** About this task **
If a line in the listing below includes the string "title", pull it out.

** Data for this task **
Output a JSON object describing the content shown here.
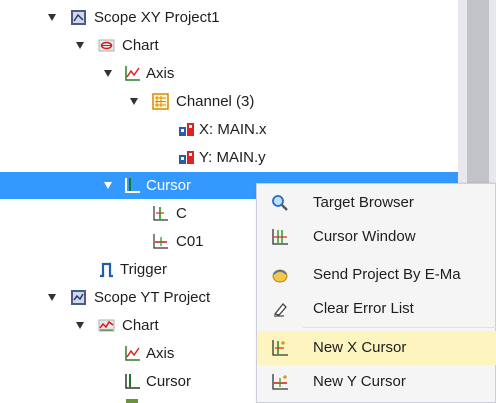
{
  "tree": {
    "items": [
      {
        "label": "Scope XY Project1",
        "icon": "scope-project-icon"
      },
      {
        "label": "Chart",
        "icon": "chart-icon"
      },
      {
        "label": "Axis",
        "icon": "axis-icon"
      },
      {
        "label": "Channel (3)",
        "icon": "channel-icon"
      },
      {
        "label": "X: MAIN.x",
        "icon": "variable-icon"
      },
      {
        "label": "Y: MAIN.y",
        "icon": "variable-icon"
      },
      {
        "label": "Cursor",
        "icon": "cursor-icon"
      },
      {
        "label": "C",
        "icon": "x-cursor-icon"
      },
      {
        "label": "C01",
        "icon": "y-cursor-icon"
      },
      {
        "label": "Trigger",
        "icon": "trigger-icon"
      },
      {
        "label": "Scope YT Project",
        "icon": "scope-project-icon"
      },
      {
        "label": "Chart",
        "icon": "chart-icon"
      },
      {
        "label": "Axis",
        "icon": "axis-icon"
      },
      {
        "label": "Cursor",
        "icon": "cursor-icon"
      }
    ]
  },
  "context_menu": {
    "items": [
      {
        "label": "Target Browser",
        "icon": "target-browser-icon"
      },
      {
        "label": "Cursor Window",
        "icon": "cursor-window-icon"
      },
      {
        "label": "Send Project By E-Ma",
        "icon": "send-email-icon"
      },
      {
        "label": "Clear Error List",
        "icon": "clear-error-icon"
      },
      {
        "label": "New X Cursor",
        "icon": "new-x-cursor-icon"
      },
      {
        "label": "New Y Cursor",
        "icon": "new-y-cursor-icon"
      }
    ]
  },
  "colors": {
    "selection": "#3399ff",
    "menu_highlight": "#fdf4bf",
    "menu_bg": "#f5f5f5"
  }
}
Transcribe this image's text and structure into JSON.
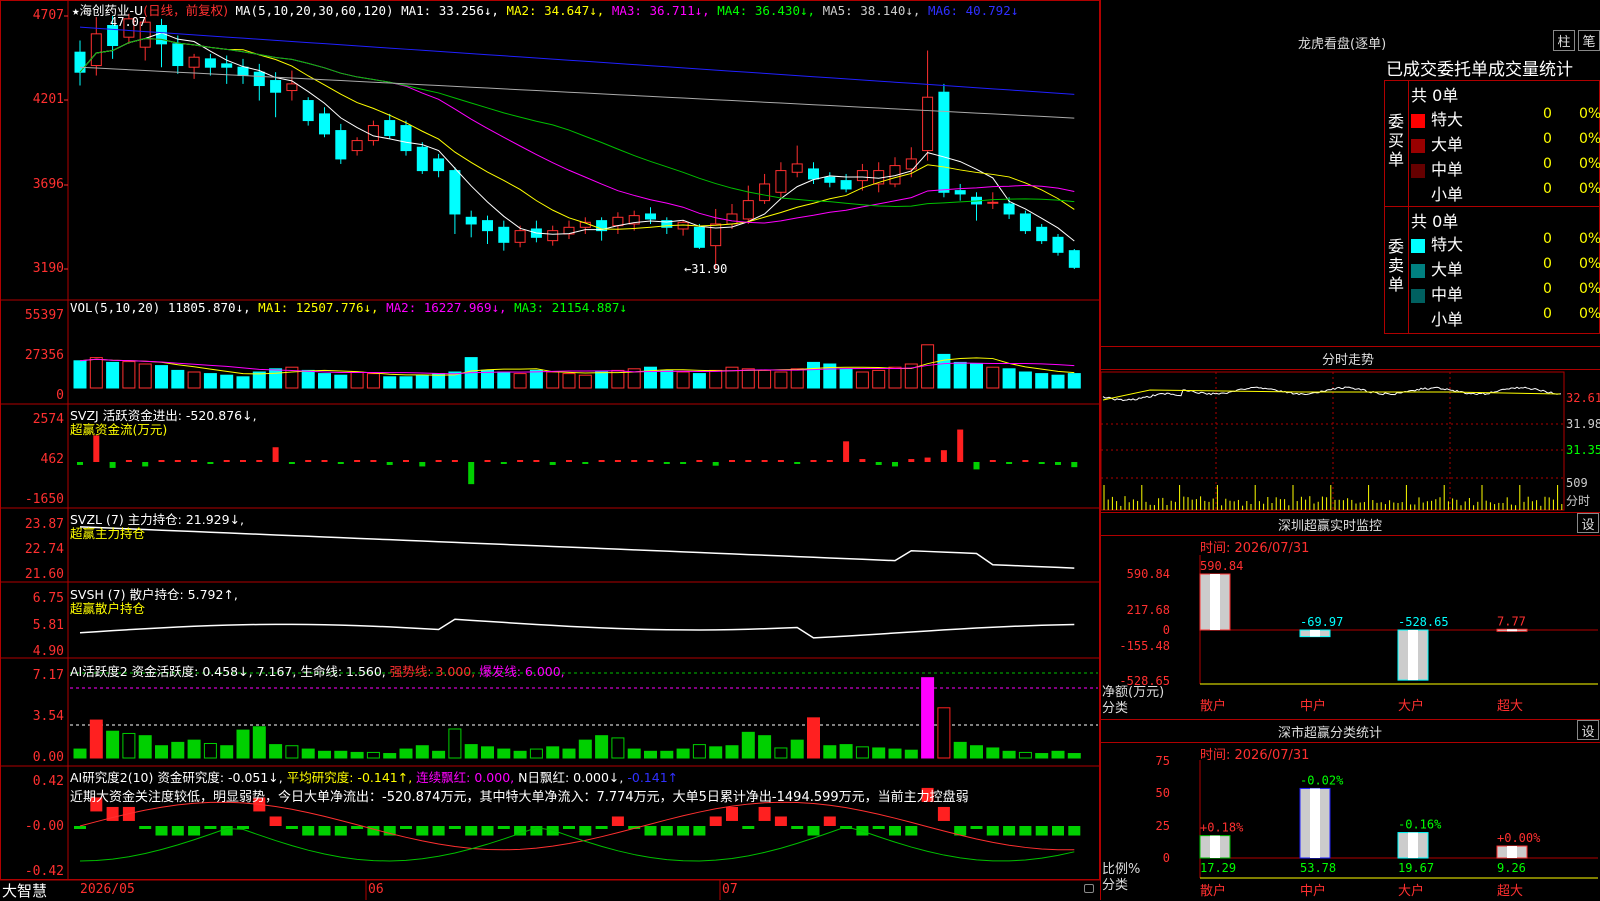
{
  "header": {
    "star": "★",
    "stock_name": "海创药业-U",
    "period": "(日线，前复权)",
    "ma_label": "MA(5,10,20,30,60,120)",
    "ma1": "MA1: 33.256↓,",
    "ma2": "MA2: 34.647↓,",
    "ma3": "MA3: 36.711↓,",
    "ma4": "MA4: 36.430↓,",
    "ma5": "MA5: 38.140↓,",
    "ma6": "MA6: 40.792↓"
  },
  "main_axis": [
    "4707",
    "4201",
    "3696",
    "3190"
  ],
  "price_marks": {
    "high": "47.07",
    "low": "←31.90"
  },
  "vol": {
    "label": "VOL(5,10,20)",
    "value": "11805.870↓,",
    "ma1": "MA1: 12507.776↓,",
    "ma2": "MA2: 16227.969↓,",
    "ma3": "MA3: 21154.887↓",
    "axis": [
      "55397",
      "27356",
      "0"
    ]
  },
  "svzj": {
    "label": "SVZJ  活跃资金进出: -520.876↓,",
    "sub": "超赢资金流(万元)",
    "axis": [
      "2574",
      "462",
      "-1650"
    ]
  },
  "svzl": {
    "label": "SVZL (7) 主力持仓: 21.929↓,",
    "sub": "超赢主力持仓",
    "axis": [
      "23.87",
      "22.74",
      "21.60"
    ]
  },
  "svsh": {
    "label": "SVSH (7) 散户持仓: 5.792↑,",
    "sub": "超赢散户持仓",
    "axis": [
      "6.75",
      "5.81",
      "4.90"
    ]
  },
  "ai_active": {
    "label": "AI活跃度2 资金活跃度: 0.458↓,",
    "v2": "7.167,",
    "life": "生命线: 1.560,",
    "strong": "强势线: 3.000,",
    "burst": "爆发线: 6.000,",
    "axis": [
      "7.17",
      "3.54",
      "0.00"
    ]
  },
  "ai_research": {
    "label": "AI研究度2(10) 资金研究度: -0.051↓,",
    "avg": "平均研究度: -0.141↑,",
    "cont": "连续飘红: 0.000,",
    "n": "N日飘红: 0.000↓,",
    "last": "-0.141↑",
    "note": "近期大资金关注度较低，明显弱势，今日大单净流出：-520.874万元，其中特大单净流入：7.774万元，大单5日累计净出-1494.599万元，当前主力控盘弱",
    "axis": [
      "0.42",
      "-0.00",
      "-0.42"
    ]
  },
  "bottom_bar": {
    "brand": "大智慧",
    "d1": "2026/05",
    "d2": "06",
    "d3": "07"
  },
  "dragon": {
    "title": "龙虎看盘(逐单)",
    "btn1": "柱",
    "btn2": "笔",
    "tabs": "已成交委托单成交量统计",
    "buy_total": "共 0单",
    "sell_total": "共 0单",
    "buy_side": "委买单",
    "sell_side": "委卖单",
    "buy_rows": [
      {
        "label": "特大",
        "v": "0",
        "p": "0%",
        "color": "#ff0000"
      },
      {
        "label": "大单",
        "v": "0",
        "p": "0%",
        "color": "#990000"
      },
      {
        "label": "中单",
        "v": "0",
        "p": "0%",
        "color": "#660000"
      },
      {
        "label": "小单",
        "v": "0",
        "p": "0%",
        "color": "#000000"
      }
    ],
    "sell_rows": [
      {
        "label": "特大",
        "v": "0",
        "p": "0%",
        "color": "#00ffff"
      },
      {
        "label": "大单",
        "v": "0",
        "p": "0%",
        "color": "#008080"
      },
      {
        "label": "中单",
        "v": "0",
        "p": "0%",
        "color": "#006060"
      },
      {
        "label": "小单",
        "v": "0",
        "p": "0%",
        "color": "#000000"
      }
    ]
  },
  "intraday": {
    "title": "分时走势",
    "p1": "32.61",
    "p2": "31.98",
    "p3": "31.35",
    "vol": "509",
    "unit": "分时"
  },
  "sz_monitor": {
    "title": "深圳超赢实时监控",
    "btn": "设",
    "time": "时间: 2026/07/31",
    "axis": [
      "590.84",
      "217.68",
      "0",
      "-155.48",
      "-528.65"
    ],
    "unit1": "净额(万元)",
    "unit2": "分类",
    "bars": [
      {
        "label": "散户",
        "value": "590.84"
      },
      {
        "label": "中户",
        "value": "-69.97"
      },
      {
        "label": "大户",
        "value": "-528.65"
      },
      {
        "label": "超大",
        "value": "7.77"
      }
    ]
  },
  "sz_class": {
    "title": "深市超赢分类统计",
    "btn": "设",
    "time": "时间: 2026/07/31",
    "axis": [
      "75",
      "50",
      "25",
      "0"
    ],
    "unit1": "比例%",
    "unit2": "分类",
    "bars": [
      {
        "label": "散户",
        "value": "17.29",
        "delta": "+0.18%"
      },
      {
        "label": "中户",
        "value": "53.78",
        "delta": "-0.02%"
      },
      {
        "label": "大户",
        "value": "19.67",
        "delta": "-0.16%"
      },
      {
        "label": "超大",
        "value": "9.26",
        "delta": "+0.00%"
      }
    ]
  }
}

** Response below **
    "title": "龙虎看盘(逐单)",
    "title": "分时走势",
    "title": "深圳超赢实时监控",
    "title": "深市超赢分类统计",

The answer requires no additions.